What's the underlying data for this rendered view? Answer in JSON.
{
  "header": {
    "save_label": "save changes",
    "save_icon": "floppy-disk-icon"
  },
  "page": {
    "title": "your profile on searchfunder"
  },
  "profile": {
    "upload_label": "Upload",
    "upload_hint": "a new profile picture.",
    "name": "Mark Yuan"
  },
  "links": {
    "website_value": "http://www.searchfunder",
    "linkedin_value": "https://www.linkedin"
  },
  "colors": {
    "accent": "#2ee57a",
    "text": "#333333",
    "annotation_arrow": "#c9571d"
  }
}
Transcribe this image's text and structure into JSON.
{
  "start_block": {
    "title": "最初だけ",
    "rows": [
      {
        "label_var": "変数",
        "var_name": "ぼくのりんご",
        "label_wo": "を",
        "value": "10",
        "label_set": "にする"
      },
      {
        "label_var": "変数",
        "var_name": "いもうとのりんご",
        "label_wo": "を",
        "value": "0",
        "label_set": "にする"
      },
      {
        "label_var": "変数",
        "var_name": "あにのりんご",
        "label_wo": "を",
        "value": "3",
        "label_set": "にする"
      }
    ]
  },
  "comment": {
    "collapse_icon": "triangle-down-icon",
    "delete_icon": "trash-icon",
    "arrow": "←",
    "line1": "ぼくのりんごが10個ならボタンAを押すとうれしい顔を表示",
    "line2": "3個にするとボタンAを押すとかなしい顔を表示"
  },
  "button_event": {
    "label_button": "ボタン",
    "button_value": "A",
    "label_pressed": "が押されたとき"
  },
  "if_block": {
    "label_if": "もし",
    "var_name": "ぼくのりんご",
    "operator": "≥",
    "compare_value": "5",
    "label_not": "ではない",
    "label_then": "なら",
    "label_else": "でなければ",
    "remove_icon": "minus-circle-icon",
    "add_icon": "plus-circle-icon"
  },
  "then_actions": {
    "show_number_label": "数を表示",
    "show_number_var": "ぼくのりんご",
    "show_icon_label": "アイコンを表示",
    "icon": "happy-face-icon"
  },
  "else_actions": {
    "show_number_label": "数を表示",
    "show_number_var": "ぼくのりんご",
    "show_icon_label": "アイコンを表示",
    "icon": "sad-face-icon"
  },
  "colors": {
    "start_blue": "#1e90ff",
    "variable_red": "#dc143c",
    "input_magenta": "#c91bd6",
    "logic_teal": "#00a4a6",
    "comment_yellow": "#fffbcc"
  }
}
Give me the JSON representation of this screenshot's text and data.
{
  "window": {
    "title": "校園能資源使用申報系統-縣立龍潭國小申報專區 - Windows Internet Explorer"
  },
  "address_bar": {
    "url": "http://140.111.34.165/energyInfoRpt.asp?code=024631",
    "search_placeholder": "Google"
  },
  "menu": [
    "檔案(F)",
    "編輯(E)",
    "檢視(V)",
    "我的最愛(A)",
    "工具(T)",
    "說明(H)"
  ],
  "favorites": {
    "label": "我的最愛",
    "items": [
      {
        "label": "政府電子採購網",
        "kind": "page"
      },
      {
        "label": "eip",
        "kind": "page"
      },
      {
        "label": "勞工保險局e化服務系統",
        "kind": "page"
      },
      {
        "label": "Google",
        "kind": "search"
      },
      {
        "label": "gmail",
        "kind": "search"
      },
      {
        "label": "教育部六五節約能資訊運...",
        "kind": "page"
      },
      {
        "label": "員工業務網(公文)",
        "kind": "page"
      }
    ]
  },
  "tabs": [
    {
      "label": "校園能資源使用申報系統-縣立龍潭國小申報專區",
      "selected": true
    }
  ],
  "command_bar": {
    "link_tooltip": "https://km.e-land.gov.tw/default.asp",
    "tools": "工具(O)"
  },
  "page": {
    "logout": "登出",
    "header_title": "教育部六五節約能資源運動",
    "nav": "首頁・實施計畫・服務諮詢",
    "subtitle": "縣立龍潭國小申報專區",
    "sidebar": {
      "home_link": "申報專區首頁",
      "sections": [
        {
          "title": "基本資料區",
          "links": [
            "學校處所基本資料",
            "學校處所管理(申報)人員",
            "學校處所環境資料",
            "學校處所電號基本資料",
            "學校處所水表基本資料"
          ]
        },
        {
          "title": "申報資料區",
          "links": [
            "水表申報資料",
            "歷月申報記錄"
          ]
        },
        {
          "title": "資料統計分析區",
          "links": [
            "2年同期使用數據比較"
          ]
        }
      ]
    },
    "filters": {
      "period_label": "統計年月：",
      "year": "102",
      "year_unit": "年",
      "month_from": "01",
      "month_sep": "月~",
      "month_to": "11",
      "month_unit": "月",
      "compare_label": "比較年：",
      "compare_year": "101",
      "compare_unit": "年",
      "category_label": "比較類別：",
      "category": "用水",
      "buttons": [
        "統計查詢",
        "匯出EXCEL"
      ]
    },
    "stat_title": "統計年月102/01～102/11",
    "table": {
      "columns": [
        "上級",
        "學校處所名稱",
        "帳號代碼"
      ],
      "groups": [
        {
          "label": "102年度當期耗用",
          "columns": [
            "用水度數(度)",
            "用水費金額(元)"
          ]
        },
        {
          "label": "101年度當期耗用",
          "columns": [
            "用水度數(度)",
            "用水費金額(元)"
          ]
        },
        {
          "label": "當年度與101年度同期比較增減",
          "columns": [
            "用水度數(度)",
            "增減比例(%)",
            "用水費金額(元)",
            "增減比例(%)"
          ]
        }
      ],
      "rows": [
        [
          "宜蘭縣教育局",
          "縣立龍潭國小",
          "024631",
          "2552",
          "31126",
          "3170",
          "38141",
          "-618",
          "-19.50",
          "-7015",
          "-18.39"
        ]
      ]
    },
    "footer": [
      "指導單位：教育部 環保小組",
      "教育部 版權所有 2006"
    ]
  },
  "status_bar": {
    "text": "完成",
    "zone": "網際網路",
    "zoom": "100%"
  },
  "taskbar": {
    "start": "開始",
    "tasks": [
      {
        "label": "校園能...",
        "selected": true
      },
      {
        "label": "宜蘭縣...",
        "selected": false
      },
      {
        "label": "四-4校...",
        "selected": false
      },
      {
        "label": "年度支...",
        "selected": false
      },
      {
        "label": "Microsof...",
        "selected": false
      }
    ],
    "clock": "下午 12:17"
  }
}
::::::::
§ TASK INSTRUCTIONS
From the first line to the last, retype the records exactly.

§ EXPECTED ANSWER
What's the underlying data for this rendered view? Answer in JSON.
{
  "header": {
    "save_label": "save changes",
    "save_icon": "floppy-disk-icon"
  },
  "page": {
    "title": "your profile on searchfunder"
  },
  "profile": {
    "upload_label": "Upload",
    "upload_hint": "a new profile picture.",
    "name": "Mark Yuan"
  },
  "links": {
    "website_value": "http://www.searchfunder",
    "linkedin_value": "https://www.linkedin"
  },
  "colors": {
    "accent": "#2ee57a",
    "text": "#333333",
    "annotation_arrow": "#c9571d"
  }
}
Transcribe this image's text and structure into JSON.
{
  "start_block": {
    "title": "最初だけ",
    "rows": [
      {
        "label_var": "変数",
        "var_name": "ぼくのりんご",
        "label_wo": "を",
        "value": "10",
        "label_set": "にする"
      },
      {
        "label_var": "変数",
        "var_name": "いもうとのりんご",
        "label_wo": "を",
        "value": "0",
        "label_set": "にする"
      },
      {
        "label_var": "変数",
        "var_name": "あにのりんご",
        "label_wo": "を",
        "value": "3",
        "label_set": "にする"
      }
    ]
  },
  "comment": {
    "collapse_icon": "triangle-down-icon",
    "delete_icon": "trash-icon",
    "arrow": "←",
    "line1": "ぼくのりんごが10個ならボタンAを押すとうれしい顔を表示",
    "line2": "3個にするとボタンAを押すとかなしい顔を表示"
  },
  "button_event": {
    "label_button": "ボタン",
    "button_value": "A",
    "label_pressed": "が押されたとき"
  },
  "if_block": {
    "label_if": "もし",
    "var_name": "ぼくのりんご",
    "operator": "≥",
    "compare_value": "5",
    "label_not": "ではない",
    "label_then": "なら",
    "label_else": "でなければ",
    "remove_icon": "minus-circle-icon",
    "add_icon": "plus-circle-icon"
  },
  "then_actions": {
    "show_number_label": "数を表示",
    "show_number_var": "ぼくのりんご",
    "show_icon_label": "アイコンを表示",
    "icon": "happy-face-icon"
  },
  "else_actions": {
    "show_number_label": "数を表示",
    "show_number_var": "ぼくのりんご",
    "show_icon_label": "アイコンを表示",
    "icon": "sad-face-icon"
  },
  "colors": {
    "start_blue": "#1e90ff",
    "variable_red": "#dc143c",
    "input_magenta": "#c91bd6",
    "logic_teal": "#00a4a6",
    "comment_yellow": "#fffbcc"
  }
}
Give me the JSON representation of this screenshot's text and data.
{
  "window": {
    "title": "校園能資源使用申報系統-縣立龍潭國小申報專區 - Windows Internet Explorer"
  },
  "address_bar": {
    "url": "http://140.111.34.165/energyInfoRpt.asp?code=024631",
    "search_placeholder": "Google"
  },
  "menu": [
    "檔案(F)",
    "編輯(E)",
    "檢視(V)",
    "我的最愛(A)",
    "工具(T)",
    "說明(H)"
  ],
  "favorites": {
    "label": "我的最愛",
    "items": [
      {
        "label": "政府電子採購網",
        "kind": "page"
      },
      {
        "label": "eip",
        "kind": "page"
      },
      {
        "label": "勞工保險局e化服務系統",
        "kind": "page"
      },
      {
        "label": "Google",
        "kind": "search"
      },
      {
        "label": "gmail",
        "kind": "search"
      },
      {
        "label": "教育部六五節約能資訊運...",
        "kind": "page"
      },
      {
        "label": "員工業務網(公文)",
        "kind": "page"
      }
    ]
  },
  "tabs": [
    {
      "label": "校園能資源使用申報系統-縣立龍潭國小申報專區",
      "selected": true
    }
  ],
  "command_bar": {
    "link_tooltip": "https://km.e-land.gov.tw/default.asp",
    "tools": "工具(O)"
  },
  "page": {
    "logout": "登出",
    "header_title": "教育部六五節約能資源運動",
    "nav": "首頁・實施計畫・服務諮詢",
    "subtitle": "縣立龍潭國小申報專區",
    "sidebar": {
      "home_link": "申報專區首頁",
      "sections": [
        {
          "title": "基本資料區",
          "links": [
            "學校處所基本資料",
            "學校處所管理(申報)人員",
            "學校處所環境資料",
            "學校處所電號基本資料",
            "學校處所水表基本資料"
          ]
        },
        {
          "title": "申報資料區",
          "links": [
            "水表申報資料",
            "歷月申報記錄"
          ]
        },
        {
          "title": "資料統計分析區",
          "links": [
            "2年同期使用數據比較"
          ]
        }
      ]
    },
    "filters": {
      "period_label": "統計年月：",
      "year": "102",
      "year_unit": "年",
      "month_from": "01",
      "month_sep": "月~",
      "month_to": "11",
      "month_unit": "月",
      "compare_label": "比較年：",
      "compare_year": "101",
      "compare_unit": "年",
      "category_label": "比較類別：",
      "category": "用水",
      "buttons": [
        "統計查詢",
        "匯出EXCEL"
      ]
    },
    "stat_title": "統計年月102/01～102/11",
    "table": {
      "columns": [
        "上級",
        "學校處所名稱",
        "帳號代碼"
      ],
      "groups": [
        {
          "label": "102年度當期耗用",
          "columns": [
            "用水度數(度)",
            "用水費金額(元)"
          ]
        },
        {
          "label": "101年度當期耗用",
          "columns": [
            "用水度數(度)",
            "用水費金額(元)"
          ]
        },
        {
          "label": "當年度與101年度同期比較增減",
          "columns": [
            "用水度數(度)",
            "增減比例(%)",
            "用水費金額(元)",
            "增減比例(%)"
          ]
        }
      ],
      "rows": [
        [
          "宜蘭縣教育局",
          "縣立龍潭國小",
          "024631",
          "2552",
          "31126",
          "3170",
          "38141",
          "-618",
          "-19.50",
          "-7015",
          "-18.39"
        ]
      ]
    },
    "footer": [
      "指導單位：教育部 環保小組",
      "教育部 版權所有 2006"
    ]
  },
  "status_bar": {
    "text": "完成",
    "zone": "網際網路",
    "zoom": "100%"
  },
  "taskbar": {
    "start": "開始",
    "tasks": [
      {
        "label": "校園能...",
        "selected": true
      },
      {
        "label": "宜蘭縣...",
        "selected": false
      },
      {
        "label": "四-4校...",
        "selected": false
      },
      {
        "label": "年度支...",
        "selected": false
      },
      {
        "label": "Microsof...",
        "selected": false
      }
    ],
    "clock": "下午 12:17"
  }
}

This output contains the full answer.